■ **Work request**
Locate the word "label" in the entries below, then gather every line that holds it.

Data records for software interfaces:
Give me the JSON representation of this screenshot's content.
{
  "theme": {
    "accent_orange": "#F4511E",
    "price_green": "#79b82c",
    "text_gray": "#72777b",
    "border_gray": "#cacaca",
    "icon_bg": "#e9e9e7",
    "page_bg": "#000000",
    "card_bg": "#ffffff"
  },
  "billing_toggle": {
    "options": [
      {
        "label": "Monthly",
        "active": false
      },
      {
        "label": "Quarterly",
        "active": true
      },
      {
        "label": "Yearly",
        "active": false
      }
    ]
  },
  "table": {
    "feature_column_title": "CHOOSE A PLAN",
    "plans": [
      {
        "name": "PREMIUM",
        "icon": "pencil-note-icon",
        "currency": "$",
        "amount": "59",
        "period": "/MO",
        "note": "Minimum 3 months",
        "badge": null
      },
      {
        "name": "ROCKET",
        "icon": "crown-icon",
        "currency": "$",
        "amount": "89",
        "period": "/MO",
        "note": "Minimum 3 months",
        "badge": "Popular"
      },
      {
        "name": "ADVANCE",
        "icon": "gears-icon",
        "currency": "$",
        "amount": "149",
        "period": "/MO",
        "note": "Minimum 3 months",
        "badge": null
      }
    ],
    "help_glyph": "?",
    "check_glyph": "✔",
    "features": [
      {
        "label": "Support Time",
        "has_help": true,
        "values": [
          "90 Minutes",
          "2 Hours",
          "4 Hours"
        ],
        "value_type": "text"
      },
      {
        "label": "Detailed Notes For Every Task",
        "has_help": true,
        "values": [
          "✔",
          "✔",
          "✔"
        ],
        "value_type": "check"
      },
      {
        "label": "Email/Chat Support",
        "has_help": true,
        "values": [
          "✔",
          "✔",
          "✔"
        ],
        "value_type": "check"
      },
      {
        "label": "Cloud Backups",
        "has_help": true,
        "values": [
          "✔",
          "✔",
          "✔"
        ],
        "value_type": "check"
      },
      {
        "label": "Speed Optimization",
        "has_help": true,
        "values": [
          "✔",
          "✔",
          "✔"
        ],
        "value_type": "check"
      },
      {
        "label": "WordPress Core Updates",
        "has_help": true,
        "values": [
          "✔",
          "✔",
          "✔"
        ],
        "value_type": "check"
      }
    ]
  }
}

■ **Your solution**
        "label": "Monthly",
        "label": "Quarterly",
        "label": "Yearly",
        "label": "Support Time",
        "label": "Detailed Notes For Every Task",
        "label": "Email/Chat Support",
        "label": "Cloud Backups",
        "label": "Speed Optimization",
        "label": "WordPress Core Updates",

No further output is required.